Records from a dataset:
>>>
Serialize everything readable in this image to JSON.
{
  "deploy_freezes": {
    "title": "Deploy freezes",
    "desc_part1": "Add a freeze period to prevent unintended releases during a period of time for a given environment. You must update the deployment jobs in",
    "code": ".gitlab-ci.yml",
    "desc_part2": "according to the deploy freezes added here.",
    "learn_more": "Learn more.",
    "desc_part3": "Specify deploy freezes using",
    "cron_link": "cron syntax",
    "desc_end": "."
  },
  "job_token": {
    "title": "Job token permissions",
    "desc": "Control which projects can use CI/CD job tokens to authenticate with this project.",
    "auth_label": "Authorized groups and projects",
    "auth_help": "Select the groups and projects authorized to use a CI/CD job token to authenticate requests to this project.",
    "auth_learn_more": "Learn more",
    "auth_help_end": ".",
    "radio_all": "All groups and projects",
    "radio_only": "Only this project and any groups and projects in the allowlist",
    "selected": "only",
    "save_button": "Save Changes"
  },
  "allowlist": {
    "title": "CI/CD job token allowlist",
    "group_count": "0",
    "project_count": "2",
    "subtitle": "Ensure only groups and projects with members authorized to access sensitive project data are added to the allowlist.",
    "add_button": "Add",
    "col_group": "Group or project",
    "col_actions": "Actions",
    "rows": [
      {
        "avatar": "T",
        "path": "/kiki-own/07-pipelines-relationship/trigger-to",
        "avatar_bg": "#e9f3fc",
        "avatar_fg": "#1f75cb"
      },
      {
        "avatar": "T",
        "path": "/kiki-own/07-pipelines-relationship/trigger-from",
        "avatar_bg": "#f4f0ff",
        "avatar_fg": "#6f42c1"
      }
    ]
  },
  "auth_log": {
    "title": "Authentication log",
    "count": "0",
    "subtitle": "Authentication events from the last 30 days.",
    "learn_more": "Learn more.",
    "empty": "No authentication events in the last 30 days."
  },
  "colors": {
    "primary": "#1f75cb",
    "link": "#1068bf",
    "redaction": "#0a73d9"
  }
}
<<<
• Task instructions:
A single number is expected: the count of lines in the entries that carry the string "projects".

• Output for this task:
6